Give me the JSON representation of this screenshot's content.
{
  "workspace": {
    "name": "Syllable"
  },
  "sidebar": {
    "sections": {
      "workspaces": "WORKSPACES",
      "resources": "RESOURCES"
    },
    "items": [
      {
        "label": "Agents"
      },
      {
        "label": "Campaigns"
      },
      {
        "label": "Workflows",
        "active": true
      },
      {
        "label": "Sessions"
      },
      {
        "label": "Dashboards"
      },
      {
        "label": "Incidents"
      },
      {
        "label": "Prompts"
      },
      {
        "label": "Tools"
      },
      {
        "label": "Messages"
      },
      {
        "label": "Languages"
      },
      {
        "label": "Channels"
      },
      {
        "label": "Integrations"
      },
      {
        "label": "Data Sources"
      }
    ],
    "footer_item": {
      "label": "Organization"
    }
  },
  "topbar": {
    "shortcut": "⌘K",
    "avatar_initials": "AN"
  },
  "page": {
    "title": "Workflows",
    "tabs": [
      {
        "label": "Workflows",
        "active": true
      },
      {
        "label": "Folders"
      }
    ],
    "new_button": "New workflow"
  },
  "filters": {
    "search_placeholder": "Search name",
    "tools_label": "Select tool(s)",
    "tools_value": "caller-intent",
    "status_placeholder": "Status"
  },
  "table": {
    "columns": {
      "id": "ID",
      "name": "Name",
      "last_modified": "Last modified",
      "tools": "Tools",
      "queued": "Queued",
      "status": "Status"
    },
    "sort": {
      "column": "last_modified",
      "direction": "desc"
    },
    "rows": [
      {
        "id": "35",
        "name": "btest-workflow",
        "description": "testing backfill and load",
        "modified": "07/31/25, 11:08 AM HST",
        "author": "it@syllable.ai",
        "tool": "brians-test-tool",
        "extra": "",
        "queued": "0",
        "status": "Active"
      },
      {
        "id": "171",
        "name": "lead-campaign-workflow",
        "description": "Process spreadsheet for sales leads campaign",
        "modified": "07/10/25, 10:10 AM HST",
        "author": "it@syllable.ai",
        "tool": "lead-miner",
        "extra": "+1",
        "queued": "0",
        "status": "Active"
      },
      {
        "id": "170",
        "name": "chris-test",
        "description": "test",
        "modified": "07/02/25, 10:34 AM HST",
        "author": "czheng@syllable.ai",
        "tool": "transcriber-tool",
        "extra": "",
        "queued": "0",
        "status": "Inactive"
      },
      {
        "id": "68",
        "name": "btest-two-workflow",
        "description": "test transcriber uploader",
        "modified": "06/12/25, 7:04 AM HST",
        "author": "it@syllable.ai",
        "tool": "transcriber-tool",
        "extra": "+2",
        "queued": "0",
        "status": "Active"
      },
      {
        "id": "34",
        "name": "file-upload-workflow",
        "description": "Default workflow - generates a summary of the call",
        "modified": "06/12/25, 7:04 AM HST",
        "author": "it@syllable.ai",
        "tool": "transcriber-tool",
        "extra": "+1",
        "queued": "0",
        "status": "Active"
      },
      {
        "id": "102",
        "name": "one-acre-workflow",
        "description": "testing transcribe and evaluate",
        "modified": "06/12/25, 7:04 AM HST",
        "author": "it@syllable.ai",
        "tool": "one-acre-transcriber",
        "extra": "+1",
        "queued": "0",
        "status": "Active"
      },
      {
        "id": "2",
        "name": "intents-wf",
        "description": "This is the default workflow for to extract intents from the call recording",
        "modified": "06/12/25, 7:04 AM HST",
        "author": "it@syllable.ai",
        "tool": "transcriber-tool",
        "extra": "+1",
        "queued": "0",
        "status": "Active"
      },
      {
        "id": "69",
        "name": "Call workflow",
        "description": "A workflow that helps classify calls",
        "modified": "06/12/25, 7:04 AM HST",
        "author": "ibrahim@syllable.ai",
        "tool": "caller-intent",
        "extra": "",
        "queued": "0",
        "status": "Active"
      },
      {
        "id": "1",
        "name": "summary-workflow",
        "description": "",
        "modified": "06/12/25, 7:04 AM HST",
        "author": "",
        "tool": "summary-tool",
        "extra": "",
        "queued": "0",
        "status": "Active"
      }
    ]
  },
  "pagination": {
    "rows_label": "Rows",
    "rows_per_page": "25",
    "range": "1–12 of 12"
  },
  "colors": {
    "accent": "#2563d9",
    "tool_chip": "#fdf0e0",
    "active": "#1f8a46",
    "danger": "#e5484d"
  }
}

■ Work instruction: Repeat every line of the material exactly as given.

■ Output for this exercise:
Give me the JSON representation of this screenshot's content.
{
  "workspace": {
    "name": "Syllable"
  },
  "sidebar": {
    "sections": {
      "workspaces": "WORKSPACES",
      "resources": "RESOURCES"
    },
    "items": [
      {
        "label": "Agents"
      },
      {
        "label": "Campaigns"
      },
      {
        "label": "Workflows",
        "active": true
      },
      {
        "label": "Sessions"
      },
      {
        "label": "Dashboards"
      },
      {
        "label": "Incidents"
      },
      {
        "label": "Prompts"
      },
      {
        "label": "Tools"
      },
      {
        "label": "Messages"
      },
      {
        "label": "Languages"
      },
      {
        "label": "Channels"
      },
      {
        "label": "Integrations"
      },
      {
        "label": "Data Sources"
      }
    ],
    "footer_item": {
      "label": "Organization"
    }
  },
  "topbar": {
    "shortcut": "⌘K",
    "avatar_initials": "AN"
  },
  "page": {
    "title": "Workflows",
    "tabs": [
      {
        "label": "Workflows",
        "active": true
      },
      {
        "label": "Folders"
      }
    ],
    "new_button": "New workflow"
  },
  "filters": {
    "search_placeholder": "Search name",
    "tools_label": "Select tool(s)",
    "tools_value": "caller-intent",
    "status_placeholder": "Status"
  },
  "table": {
    "columns": {
      "id": "ID",
      "name": "Name",
      "last_modified": "Last modified",
      "tools": "Tools",
      "queued": "Queued",
      "status": "Status"
    },
    "sort": {
      "column": "last_modified",
      "direction": "desc"
    },
    "rows": [
      {
        "id": "35",
        "name": "btest-workflow",
        "description": "testing backfill and load",
        "modified": "07/31/25, 11:08 AM HST",
        "author": "it@syllable.ai",
        "tool": "brians-test-tool",
        "extra": "",
        "queued": "0",
        "status": "Active"
      },
      {
        "id": "171",
        "name": "lead-campaign-workflow",
        "description": "Process spreadsheet for sales leads campaign",
        "modified": "07/10/25, 10:10 AM HST",
        "author": "it@syllable.ai",
        "tool": "lead-miner",
        "extra": "+1",
        "queued": "0",
        "status": "Active"
      },
      {
        "id": "170",
        "name": "chris-test",
        "description": "test",
        "modified": "07/02/25, 10:34 AM HST",
        "author": "czheng@syllable.ai",
        "tool": "transcriber-tool",
        "extra": "",
        "queued": "0",
        "status": "Inactive"
      },
      {
        "id": "68",
        "name": "btest-two-workflow",
        "description": "test transcriber uploader",
        "modified": "06/12/25, 7:04 AM HST",
        "author": "it@syllable.ai",
        "tool": "transcriber-tool",
        "extra": "+2",
        "queued": "0",
        "status": "Active"
      },
      {
        "id": "34",
        "name": "file-upload-workflow",
        "description": "Default workflow - generates a summary of the call",
        "modified": "06/12/25, 7:04 AM HST",
        "author": "it@syllable.ai",
        "tool": "transcriber-tool",
        "extra": "+1",
        "queued": "0",
        "status": "Active"
      },
      {
        "id": "102",
        "name": "one-acre-workflow",
        "description": "testing transcribe and evaluate",
        "modified": "06/12/25, 7:04 AM HST",
        "author": "it@syllable.ai",
        "tool": "one-acre-transcriber",
        "extra": "+1",
        "queued": "0",
        "status": "Active"
      },
      {
        "id": "2",
        "name": "intents-wf",
        "description": "This is the default workflow for to extract intents from the call recording",
        "modified": "06/12/25, 7:04 AM HST",
        "author": "it@syllable.ai",
        "tool": "transcriber-tool",
        "extra": "+1",
        "queued": "0",
        "status": "Active"
      },
      {
        "id": "69",
        "name": "Call workflow",
        "description": "A workflow that helps classify calls",
        "modified": "06/12/25, 7:04 AM HST",
        "author": "ibrahim@syllable.ai",
        "tool": "caller-intent",
        "extra": "",
        "queued": "0",
        "status": "Active"
      },
      {
        "id": "1",
        "name": "summary-workflow",
        "description": "",
        "modified": "06/12/25, 7:04 AM HST",
        "author": "",
        "tool": "summary-tool",
        "extra": "",
        "queued": "0",
        "status": "Active"
      }
    ]
  },
  "pagination": {
    "rows_label": "Rows",
    "rows_per_page": "25",
    "range": "1–12 of 12"
  },
  "colors": {
    "accent": "#2563d9",
    "tool_chip": "#fdf0e0",
    "active": "#1f8a46",
    "danger": "#e5484d"
  }
}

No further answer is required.